Data shown
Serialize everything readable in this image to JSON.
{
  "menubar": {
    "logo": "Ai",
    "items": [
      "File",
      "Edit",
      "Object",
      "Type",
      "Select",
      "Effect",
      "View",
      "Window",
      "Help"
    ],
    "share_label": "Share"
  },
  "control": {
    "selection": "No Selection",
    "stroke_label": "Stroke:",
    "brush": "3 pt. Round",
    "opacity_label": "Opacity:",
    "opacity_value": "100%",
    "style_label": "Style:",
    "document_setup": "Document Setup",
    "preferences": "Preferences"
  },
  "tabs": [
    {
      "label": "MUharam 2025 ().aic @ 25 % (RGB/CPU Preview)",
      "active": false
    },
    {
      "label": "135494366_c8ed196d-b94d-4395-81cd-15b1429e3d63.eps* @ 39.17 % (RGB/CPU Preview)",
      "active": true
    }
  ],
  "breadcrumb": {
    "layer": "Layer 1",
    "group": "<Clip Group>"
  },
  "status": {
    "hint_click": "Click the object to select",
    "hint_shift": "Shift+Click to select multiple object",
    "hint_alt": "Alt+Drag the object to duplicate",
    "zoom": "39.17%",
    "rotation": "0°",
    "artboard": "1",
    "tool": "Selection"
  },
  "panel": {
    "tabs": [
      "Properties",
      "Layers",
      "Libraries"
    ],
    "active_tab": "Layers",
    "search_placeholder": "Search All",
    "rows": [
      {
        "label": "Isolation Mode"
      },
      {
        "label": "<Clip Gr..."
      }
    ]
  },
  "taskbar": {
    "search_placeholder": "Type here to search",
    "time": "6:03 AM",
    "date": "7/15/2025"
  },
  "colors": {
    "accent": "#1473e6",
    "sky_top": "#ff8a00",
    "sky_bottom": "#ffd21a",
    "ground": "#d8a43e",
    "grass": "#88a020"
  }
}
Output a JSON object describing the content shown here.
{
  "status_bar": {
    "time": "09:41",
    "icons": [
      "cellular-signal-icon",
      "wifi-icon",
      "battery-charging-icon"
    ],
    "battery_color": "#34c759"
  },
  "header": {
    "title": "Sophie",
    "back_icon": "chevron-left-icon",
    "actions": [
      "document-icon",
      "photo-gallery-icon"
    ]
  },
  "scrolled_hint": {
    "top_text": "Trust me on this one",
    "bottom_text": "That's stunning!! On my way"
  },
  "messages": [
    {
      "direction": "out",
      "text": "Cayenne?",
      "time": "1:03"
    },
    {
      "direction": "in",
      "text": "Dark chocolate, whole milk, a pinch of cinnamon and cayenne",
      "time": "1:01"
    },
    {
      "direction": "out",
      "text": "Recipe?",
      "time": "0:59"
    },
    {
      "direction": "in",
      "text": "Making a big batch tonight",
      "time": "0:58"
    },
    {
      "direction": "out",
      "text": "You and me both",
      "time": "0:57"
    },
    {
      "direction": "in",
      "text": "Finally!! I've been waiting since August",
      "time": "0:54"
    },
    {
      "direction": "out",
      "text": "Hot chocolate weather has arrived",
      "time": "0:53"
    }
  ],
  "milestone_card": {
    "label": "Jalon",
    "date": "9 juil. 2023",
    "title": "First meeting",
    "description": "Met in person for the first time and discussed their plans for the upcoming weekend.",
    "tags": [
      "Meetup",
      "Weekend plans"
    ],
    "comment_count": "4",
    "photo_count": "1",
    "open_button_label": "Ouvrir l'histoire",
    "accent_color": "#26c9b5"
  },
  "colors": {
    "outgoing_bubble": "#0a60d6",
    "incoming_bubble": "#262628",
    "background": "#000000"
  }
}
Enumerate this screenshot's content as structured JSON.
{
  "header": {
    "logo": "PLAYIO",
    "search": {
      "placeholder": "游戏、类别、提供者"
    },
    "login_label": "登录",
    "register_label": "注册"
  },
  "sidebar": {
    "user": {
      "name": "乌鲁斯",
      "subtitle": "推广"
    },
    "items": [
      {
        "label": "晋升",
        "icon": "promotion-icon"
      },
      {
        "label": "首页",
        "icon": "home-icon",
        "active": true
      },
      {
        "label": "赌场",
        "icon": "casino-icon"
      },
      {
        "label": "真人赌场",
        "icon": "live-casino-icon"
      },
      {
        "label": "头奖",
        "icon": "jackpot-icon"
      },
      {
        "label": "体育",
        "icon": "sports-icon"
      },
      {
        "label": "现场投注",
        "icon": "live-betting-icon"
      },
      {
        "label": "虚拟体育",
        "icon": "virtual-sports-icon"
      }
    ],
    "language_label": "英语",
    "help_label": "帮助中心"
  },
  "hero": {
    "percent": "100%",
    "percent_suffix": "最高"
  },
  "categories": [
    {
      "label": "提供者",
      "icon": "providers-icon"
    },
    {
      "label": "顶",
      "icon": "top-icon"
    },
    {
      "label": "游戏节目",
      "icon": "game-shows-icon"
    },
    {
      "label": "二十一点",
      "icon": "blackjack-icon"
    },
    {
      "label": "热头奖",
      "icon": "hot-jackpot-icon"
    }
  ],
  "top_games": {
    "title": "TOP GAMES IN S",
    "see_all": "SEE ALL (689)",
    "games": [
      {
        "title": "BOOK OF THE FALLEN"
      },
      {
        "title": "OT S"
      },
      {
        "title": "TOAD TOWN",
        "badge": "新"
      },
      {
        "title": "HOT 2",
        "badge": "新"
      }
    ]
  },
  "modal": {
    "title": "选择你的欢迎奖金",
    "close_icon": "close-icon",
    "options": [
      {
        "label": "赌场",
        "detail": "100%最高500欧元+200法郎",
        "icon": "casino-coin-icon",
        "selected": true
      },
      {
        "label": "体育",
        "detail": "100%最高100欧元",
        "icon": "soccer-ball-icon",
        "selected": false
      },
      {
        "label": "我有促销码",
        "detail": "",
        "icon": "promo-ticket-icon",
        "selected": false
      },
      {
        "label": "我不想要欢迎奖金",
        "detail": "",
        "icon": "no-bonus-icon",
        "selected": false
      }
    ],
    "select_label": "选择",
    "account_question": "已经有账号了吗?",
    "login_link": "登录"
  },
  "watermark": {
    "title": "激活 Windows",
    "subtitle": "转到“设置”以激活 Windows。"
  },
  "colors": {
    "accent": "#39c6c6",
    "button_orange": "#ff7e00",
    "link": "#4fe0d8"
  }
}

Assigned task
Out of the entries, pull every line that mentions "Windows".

Reply
    "title": "激活 Windows",
    "subtitle": "转到“设置”以激活 Windows。"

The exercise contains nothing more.